Material provided:
- - - - - - -

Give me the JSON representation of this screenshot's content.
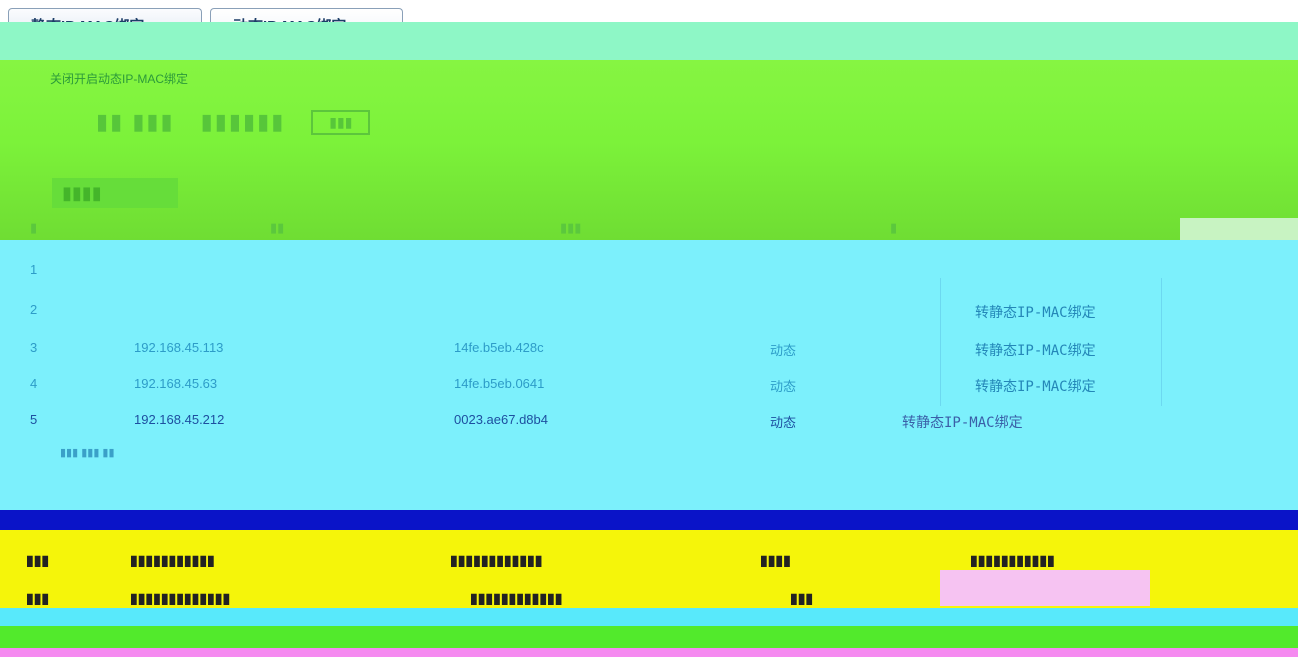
{
  "tabs": [
    {
      "label": "静态IP-MAC绑定"
    },
    {
      "label": "动态IP-MAC绑定"
    }
  ],
  "notice": "关闭开启动态IP-MAC绑定",
  "colors": {
    "tab_text": "#1c3d67",
    "band_mint": "#8ef7c6",
    "band_green": "#7cf23a",
    "table_bg": "#7cf0fc",
    "band_blue": "#0a14c8",
    "band_yellow": "#f5f50a",
    "band_pink": "#f58af0"
  },
  "table": {
    "rows": [
      {
        "no": "1",
        "ip": "",
        "mac": "",
        "status": "",
        "action": ""
      },
      {
        "no": "2",
        "ip": "",
        "mac": "",
        "status": "",
        "action": "转静态IP-MAC绑定"
      },
      {
        "no": "3",
        "ip": "192.168.45.113",
        "mac": "14fe.b5eb.428c",
        "status": "动态",
        "action": "转静态IP-MAC绑定"
      },
      {
        "no": "4",
        "ip": "192.168.45.63",
        "mac": "14fe.b5eb.0641",
        "status": "动态",
        "action": "转静态IP-MAC绑定"
      },
      {
        "no": "5",
        "ip": "192.168.45.212",
        "mac": "0023.ae67.d8b4",
        "status": "动态",
        "action": "转静态IP-MAC绑定"
      }
    ]
  }
}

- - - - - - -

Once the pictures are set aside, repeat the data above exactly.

Give me the JSON representation of this screenshot's content.
{
  "tabs": [
    {
      "label": "静态IP-MAC绑定"
    },
    {
      "label": "动态IP-MAC绑定"
    }
  ],
  "notice": "关闭开启动态IP-MAC绑定",
  "colors": {
    "tab_text": "#1c3d67",
    "band_mint": "#8ef7c6",
    "band_green": "#7cf23a",
    "table_bg": "#7cf0fc",
    "band_blue": "#0a14c8",
    "band_yellow": "#f5f50a",
    "band_pink": "#f58af0"
  },
  "table": {
    "rows": [
      {
        "no": "1",
        "ip": "",
        "mac": "",
        "status": "",
        "action": ""
      },
      {
        "no": "2",
        "ip": "",
        "mac": "",
        "status": "",
        "action": "转静态IP-MAC绑定"
      },
      {
        "no": "3",
        "ip": "192.168.45.113",
        "mac": "14fe.b5eb.428c",
        "status": "动态",
        "action": "转静态IP-MAC绑定"
      },
      {
        "no": "4",
        "ip": "192.168.45.63",
        "mac": "14fe.b5eb.0641",
        "status": "动态",
        "action": "转静态IP-MAC绑定"
      },
      {
        "no": "5",
        "ip": "192.168.45.212",
        "mac": "0023.ae67.d8b4",
        "status": "动态",
        "action": "转静态IP-MAC绑定"
      }
    ]
  }
}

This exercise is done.